A new offence of failure to prevent economic crime is to be rushed through parliament in the coming weeks.

Joshua Rozenberg

Joshua Rozenberg

When the Economic Crime and Corporate Transparency Bill came before the House of Lords for its second reading debate on 8 February, Lord Sharpe of Epsom noted that his Home Office colleague Tom Tugendhat (pictured) had told MPs that the government was committed to addressing the need for a new failure-to-prevent offence through the bill.

‘We intend to bring forward amendments to this house in committee,’ the minister added. ‘Of course, I will share those as soon as I can.’ So far, there is no sign of them and the bill is due to begin its committee stage on 27 March. What is going on?

Tom Tugendhat

‘We are working in collaboration with prosecutors and other stakeholders to prepare these measures,’ Sharpe said last month. ‘It is vital to get this right so that these reforms can be utilised by law enforcement, do not duplicate what already exists and avoid placing unnecessary burdens on legitimate businesses.’

Who could disagree? But the traditional way of getting it right involves the government explaining its thinking before legislation is drafted and then allowing its proposals to be debated at a bill’s second reading in each house of parliament. Those opportunities have been missed.

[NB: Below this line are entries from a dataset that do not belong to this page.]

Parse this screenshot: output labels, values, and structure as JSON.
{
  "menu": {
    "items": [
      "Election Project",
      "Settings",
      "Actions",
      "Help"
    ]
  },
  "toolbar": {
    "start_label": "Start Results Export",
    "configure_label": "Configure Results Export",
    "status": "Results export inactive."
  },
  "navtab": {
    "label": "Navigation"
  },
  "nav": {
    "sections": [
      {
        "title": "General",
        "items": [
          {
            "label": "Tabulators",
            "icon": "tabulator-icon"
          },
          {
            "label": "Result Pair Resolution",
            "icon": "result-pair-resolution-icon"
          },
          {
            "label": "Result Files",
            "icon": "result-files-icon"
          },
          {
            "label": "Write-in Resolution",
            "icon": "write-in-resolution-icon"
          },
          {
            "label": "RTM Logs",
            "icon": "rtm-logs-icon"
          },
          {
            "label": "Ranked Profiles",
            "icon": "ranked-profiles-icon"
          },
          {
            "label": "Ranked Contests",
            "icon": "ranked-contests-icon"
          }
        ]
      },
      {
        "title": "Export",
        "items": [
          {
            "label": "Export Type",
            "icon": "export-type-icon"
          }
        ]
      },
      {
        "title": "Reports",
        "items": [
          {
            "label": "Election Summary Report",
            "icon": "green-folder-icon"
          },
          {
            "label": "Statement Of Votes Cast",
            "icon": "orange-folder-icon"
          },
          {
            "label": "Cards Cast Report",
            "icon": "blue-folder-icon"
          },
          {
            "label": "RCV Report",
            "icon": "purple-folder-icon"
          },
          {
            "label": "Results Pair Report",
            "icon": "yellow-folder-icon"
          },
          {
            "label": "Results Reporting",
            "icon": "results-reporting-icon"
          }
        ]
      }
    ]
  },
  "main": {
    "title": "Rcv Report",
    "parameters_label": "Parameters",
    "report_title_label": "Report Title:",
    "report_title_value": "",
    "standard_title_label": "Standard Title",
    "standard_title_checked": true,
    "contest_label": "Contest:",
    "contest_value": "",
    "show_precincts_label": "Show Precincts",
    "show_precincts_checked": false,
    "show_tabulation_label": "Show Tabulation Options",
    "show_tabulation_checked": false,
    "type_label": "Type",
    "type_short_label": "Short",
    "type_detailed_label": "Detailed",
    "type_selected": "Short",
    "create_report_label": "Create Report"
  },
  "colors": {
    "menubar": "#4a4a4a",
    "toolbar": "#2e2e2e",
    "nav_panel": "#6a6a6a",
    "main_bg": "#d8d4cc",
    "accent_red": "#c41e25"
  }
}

Why might a new offence be needed? Although a corporation can be prosecuted, it will generally be liable only for the conduct of a person who had the status and authority to constitute the company’s ‘directing mind and will’. The so-called identification doctrine depends on finding individuals who are senior enough to bind the company with their actions. A prosecution may fail unless it can be shown that the entire board was complicit.

Enter the Law Commission. Although I am a non-executive member of its board, I have no involvement in the advice it gives to government. In November 2020, ministers asked the commission to review the law on corporate criminal liability. Commissioners considered a number of possible reforms to the identification doctrine as well as two existing failure-to-prevent offences, one relating to bribery – criminalised by the Bribery Act 2010 – and the other involving the facilitation of tax evasion, introduced by the Criminal Finances Act 2017.

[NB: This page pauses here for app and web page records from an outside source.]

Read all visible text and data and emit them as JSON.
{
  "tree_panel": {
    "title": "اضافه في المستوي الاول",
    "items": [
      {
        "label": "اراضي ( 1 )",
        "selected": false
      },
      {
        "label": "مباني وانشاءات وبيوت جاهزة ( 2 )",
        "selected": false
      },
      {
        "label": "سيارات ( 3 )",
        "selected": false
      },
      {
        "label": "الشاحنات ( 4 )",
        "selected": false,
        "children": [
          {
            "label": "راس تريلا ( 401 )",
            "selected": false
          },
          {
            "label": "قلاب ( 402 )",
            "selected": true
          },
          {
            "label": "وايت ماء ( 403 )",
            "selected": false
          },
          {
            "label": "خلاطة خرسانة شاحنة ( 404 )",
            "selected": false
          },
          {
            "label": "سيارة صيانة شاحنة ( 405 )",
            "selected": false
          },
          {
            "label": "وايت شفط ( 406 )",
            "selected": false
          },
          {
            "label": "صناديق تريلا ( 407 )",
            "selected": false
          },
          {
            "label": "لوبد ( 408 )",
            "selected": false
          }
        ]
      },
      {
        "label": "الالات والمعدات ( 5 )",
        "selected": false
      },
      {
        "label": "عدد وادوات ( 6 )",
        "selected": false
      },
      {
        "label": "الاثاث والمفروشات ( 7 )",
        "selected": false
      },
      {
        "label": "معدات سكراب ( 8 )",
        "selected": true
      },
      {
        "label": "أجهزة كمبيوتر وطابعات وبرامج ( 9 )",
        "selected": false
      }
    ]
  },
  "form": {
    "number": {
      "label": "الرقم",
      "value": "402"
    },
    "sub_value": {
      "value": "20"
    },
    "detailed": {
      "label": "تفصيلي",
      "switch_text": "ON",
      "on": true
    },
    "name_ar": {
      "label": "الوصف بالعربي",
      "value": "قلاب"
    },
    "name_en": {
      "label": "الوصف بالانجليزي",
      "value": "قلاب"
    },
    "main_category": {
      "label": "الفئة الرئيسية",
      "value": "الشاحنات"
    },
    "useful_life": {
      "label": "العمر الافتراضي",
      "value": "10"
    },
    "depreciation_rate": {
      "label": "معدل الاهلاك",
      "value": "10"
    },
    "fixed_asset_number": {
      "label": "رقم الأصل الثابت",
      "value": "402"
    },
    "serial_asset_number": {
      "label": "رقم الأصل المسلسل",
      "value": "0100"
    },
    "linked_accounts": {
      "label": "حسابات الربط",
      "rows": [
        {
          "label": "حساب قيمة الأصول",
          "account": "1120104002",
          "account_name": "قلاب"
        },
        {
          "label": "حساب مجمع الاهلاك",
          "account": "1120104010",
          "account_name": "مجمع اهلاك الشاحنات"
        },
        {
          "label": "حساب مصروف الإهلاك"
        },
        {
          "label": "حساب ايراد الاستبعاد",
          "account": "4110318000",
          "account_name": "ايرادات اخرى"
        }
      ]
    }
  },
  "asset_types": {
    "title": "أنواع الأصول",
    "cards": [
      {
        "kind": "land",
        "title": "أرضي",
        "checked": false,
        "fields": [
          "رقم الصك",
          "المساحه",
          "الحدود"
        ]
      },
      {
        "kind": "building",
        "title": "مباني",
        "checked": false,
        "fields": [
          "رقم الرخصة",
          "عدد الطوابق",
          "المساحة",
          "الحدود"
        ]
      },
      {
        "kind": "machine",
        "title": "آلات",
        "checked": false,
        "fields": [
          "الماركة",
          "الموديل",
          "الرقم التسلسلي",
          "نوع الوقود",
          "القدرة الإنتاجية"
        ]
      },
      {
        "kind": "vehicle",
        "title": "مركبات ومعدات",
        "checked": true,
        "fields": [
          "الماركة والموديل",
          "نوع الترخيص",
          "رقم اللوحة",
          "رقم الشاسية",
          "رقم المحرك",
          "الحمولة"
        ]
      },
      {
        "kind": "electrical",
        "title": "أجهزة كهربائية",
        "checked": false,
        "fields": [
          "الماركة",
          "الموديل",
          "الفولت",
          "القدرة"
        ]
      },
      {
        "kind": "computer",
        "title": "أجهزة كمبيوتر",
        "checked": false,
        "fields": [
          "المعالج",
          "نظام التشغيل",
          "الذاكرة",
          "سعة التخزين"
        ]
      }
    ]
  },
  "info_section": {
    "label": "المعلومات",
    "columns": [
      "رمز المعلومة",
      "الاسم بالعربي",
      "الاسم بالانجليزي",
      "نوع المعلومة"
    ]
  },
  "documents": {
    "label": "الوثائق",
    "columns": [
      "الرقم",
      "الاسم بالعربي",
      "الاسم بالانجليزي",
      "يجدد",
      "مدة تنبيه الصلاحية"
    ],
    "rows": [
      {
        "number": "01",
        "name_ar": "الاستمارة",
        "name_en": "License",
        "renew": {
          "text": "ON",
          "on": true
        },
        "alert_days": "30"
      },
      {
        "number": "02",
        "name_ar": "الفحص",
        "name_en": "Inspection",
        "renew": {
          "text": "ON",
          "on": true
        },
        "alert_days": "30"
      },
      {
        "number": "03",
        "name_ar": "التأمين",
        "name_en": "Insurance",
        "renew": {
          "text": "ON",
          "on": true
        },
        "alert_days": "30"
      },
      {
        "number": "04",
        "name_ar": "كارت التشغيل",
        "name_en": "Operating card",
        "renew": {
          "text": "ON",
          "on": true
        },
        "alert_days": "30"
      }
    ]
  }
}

After publishing a discussion paper in June 2021, the commission suggested a series of options last summer. One of these was an offence of failure to prevent fraud.

Should a company – or, in reality, its owners and investors – be punished for doing nothing? Only if the offence is kept within strict limits. The commission said that an organisation should have a defence if it could show it had reasonable procedures to prevent fraud or that none were needed. And prosecutors would need to prove there was an intention to confer a business advantage on the defendant or its customer. Without that, a company would risk committing an offence if it failed to protect itself from being defrauded.

The commission wanted any failure-to-prevent offence to be considered alongside retention or reform of the identification doctrine. That would be the ‘fullest and most appropriate reform’, Sharpe accepted last month. But it will not happen – at least not yet – because the doctrine is outside the scope of the economic crime bill.

Commissioners also thought that any reform should be ‘limited to a small number of core fraud offences’. However, the former justice secretary Sir Robert Buckland had argued that failure to prevent money laundering and false accounting should also be included – and his proposals attracted widespread support in the Commons.

It seems inevitable that deferred prosecution agreements will be on offer. A company that had not done enough to prevent fraud could then put in place new safeguards, pay a hefty fine and avoid a criminal conviction. Prosecutors would not face the reputational risk of an acquittal.

What, though, if public bodies such as the Serious Fraud Office and the Crown Prosecution Service decline to bring charges, perhaps because the sums involved are too low? Corporates might still be privately prosecuted by victims of fraud.

Anand Doobay, a criminal defence specialist at Boutique Law, told me it was ‘very concerning’ that the government was planning significant changes to the law of corporate criminal liability without first responding to the commission’s proposals and then publishing a draft bill for comment. ‘Instead, there has been no opportunity for any public consideration of the proposed changes and there will be very limited opportunity for parliamentary scrutiny.’ Though the public wanted to hold companies to account for criminal wrongdoing, businesses faced the burden of complying with new legislation.

Inevitably, the devil will be in the detail. Which prosecuting authority will be in the lead? How widely will the new offence be drawn? Will it apply extraterritorially to overseas subsidiaries? We wait to hear.